* **Task statement**: The task requires restating, word for word, the lines of the entries below from the one containing "Read all visible content and emit it as JSON." through the final one, both included.

* **Exercise data**:
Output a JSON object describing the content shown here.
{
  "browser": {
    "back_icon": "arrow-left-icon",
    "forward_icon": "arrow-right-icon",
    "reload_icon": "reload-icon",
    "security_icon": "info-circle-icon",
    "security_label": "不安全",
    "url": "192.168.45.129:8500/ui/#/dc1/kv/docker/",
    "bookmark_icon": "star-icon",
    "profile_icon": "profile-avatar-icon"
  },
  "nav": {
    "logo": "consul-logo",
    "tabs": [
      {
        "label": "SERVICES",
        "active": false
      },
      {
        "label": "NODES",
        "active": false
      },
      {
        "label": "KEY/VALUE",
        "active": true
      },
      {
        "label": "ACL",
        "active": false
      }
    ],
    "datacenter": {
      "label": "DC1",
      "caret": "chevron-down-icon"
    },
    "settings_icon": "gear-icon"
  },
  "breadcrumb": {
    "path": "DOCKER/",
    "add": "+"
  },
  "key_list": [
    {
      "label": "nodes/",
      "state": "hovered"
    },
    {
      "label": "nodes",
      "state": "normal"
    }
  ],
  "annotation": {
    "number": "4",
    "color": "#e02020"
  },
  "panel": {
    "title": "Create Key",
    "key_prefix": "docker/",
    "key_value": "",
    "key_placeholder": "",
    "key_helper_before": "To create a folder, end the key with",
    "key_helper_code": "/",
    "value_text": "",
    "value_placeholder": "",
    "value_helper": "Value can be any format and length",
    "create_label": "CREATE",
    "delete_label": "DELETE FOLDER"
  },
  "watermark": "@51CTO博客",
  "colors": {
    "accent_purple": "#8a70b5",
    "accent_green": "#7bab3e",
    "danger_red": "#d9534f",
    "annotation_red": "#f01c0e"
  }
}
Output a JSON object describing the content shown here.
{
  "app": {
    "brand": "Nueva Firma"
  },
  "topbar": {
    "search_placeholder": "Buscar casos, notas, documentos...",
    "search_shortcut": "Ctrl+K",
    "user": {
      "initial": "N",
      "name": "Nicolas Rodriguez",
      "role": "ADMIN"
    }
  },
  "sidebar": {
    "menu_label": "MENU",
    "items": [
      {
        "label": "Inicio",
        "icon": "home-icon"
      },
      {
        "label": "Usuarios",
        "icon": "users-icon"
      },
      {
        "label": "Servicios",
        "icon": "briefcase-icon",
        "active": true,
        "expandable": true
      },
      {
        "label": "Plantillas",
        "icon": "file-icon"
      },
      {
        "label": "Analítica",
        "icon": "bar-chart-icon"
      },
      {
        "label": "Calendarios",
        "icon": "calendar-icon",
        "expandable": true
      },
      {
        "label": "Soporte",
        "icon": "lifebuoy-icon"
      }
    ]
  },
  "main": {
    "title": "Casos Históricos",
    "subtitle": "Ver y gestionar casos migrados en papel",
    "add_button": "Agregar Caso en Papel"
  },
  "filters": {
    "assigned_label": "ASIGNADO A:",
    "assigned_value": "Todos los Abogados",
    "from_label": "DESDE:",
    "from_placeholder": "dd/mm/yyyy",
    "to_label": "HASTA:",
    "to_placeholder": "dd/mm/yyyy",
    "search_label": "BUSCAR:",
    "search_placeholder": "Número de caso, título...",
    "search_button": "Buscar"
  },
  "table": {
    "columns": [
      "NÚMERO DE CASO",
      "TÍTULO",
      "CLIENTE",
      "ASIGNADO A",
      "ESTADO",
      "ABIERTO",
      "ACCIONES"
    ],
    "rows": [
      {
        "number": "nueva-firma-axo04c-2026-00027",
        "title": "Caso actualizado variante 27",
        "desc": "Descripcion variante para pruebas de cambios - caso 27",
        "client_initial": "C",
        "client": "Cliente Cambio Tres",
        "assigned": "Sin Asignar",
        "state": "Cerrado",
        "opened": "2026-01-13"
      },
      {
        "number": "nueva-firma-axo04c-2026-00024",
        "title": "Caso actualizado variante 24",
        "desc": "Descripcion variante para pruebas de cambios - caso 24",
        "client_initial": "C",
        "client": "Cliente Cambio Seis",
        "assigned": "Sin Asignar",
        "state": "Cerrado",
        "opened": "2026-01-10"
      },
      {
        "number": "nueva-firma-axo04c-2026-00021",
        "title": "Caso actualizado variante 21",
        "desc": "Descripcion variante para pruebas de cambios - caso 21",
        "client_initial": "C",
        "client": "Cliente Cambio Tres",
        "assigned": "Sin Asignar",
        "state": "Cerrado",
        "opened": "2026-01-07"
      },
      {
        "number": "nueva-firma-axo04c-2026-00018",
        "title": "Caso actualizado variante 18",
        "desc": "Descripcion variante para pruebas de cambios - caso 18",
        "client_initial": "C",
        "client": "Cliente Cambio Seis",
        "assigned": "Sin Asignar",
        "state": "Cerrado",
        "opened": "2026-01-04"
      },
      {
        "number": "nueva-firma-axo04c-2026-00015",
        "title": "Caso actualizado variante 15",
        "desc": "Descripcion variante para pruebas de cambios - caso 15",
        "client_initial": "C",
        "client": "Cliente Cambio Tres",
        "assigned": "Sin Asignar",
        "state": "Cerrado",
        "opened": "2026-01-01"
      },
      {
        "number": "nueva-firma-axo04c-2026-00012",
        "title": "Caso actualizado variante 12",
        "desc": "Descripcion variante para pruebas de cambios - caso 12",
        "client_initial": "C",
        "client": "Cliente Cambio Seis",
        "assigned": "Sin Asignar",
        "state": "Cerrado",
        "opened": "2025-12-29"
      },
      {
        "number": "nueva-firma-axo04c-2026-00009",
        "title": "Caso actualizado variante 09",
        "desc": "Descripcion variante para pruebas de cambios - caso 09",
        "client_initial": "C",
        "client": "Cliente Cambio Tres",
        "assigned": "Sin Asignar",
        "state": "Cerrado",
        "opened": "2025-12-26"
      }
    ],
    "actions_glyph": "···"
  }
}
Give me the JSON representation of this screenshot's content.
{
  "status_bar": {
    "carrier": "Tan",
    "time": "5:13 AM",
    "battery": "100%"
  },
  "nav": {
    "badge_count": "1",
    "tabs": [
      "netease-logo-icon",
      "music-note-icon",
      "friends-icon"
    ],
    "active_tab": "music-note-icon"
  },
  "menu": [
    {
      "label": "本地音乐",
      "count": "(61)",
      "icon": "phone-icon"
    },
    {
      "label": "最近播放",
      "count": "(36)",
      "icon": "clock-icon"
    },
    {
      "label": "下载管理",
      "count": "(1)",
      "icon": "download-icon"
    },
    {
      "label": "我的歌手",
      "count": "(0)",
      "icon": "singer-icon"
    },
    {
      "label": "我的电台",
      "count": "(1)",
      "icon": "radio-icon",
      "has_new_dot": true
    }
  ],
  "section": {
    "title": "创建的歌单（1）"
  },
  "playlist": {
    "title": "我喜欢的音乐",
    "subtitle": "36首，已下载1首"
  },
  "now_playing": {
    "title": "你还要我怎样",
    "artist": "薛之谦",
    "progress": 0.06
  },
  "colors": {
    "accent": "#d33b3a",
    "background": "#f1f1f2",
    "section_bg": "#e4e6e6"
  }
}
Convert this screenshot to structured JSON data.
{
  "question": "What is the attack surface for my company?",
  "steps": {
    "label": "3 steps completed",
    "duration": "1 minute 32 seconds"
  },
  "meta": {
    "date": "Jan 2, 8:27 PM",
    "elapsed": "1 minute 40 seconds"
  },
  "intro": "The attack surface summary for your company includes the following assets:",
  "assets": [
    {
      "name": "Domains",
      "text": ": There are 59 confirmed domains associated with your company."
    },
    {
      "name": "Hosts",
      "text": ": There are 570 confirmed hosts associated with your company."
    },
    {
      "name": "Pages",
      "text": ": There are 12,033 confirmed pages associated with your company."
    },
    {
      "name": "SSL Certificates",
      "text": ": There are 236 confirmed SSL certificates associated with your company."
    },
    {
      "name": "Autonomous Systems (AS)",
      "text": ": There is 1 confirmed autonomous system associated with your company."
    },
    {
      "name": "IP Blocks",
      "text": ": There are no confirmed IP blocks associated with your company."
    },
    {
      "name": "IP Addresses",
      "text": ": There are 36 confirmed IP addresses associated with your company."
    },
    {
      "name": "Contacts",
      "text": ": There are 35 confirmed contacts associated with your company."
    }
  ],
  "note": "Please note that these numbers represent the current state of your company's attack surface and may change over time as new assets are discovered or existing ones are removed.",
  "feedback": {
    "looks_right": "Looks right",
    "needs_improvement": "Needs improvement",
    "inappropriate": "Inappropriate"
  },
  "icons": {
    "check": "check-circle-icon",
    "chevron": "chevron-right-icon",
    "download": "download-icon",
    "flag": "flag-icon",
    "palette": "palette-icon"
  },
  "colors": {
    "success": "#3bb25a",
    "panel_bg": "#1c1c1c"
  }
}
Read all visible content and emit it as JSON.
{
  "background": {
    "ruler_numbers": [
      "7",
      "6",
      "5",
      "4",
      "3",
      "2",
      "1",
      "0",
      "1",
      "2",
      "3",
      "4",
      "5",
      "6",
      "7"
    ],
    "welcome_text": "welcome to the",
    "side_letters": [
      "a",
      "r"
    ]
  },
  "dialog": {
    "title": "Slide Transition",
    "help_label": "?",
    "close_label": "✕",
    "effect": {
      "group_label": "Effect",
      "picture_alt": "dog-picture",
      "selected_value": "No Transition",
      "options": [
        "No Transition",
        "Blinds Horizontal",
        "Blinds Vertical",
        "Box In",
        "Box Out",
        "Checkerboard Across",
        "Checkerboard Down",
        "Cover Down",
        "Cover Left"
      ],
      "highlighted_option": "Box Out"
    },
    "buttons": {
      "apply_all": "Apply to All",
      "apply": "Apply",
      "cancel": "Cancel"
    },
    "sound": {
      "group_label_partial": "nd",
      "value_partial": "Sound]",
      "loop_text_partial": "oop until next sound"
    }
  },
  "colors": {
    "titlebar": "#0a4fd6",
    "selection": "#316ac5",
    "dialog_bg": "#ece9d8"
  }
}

* **Result for this exercise**:
Read all visible content and emit it as JSON.
{
  "background": {
    "ruler_numbers": [
      "7",
      "6",
      "5",
      "4",
      "3",
      "2",
      "1",
      "0",
      "1",
      "2",
      "3",
      "4",
      "5",
      "6",
      "7"
    ],
    "welcome_text": "welcome to the",
    "side_letters": [
      "a",
      "r"
    ]
  },
  "dialog": {
    "title": "Slide Transition",
    "help_label": "?",
    "close_label": "✕",
    "effect": {
      "group_label": "Effect",
      "picture_alt": "dog-picture",
      "selected_value": "No Transition",
      "options": [
        "No Transition",
        "Blinds Horizontal",
        "Blinds Vertical",
        "Box In",
        "Box Out",
        "Checkerboard Across",
        "Checkerboard Down",
        "Cover Down",
        "Cover Left"
      ],
      "highlighted_option": "Box Out"
    },
    "buttons": {
      "apply_all": "Apply to All",
      "apply": "Apply",
      "cancel": "Cancel"
    },
    "sound": {
      "group_label_partial": "nd",
      "value_partial": "Sound]",
      "loop_text_partial": "oop until next sound"
    }
  },
  "colors": {
    "titlebar": "#0a4fd6",
    "selection": "#316ac5",
    "dialog_bg": "#ece9d8"
  }
}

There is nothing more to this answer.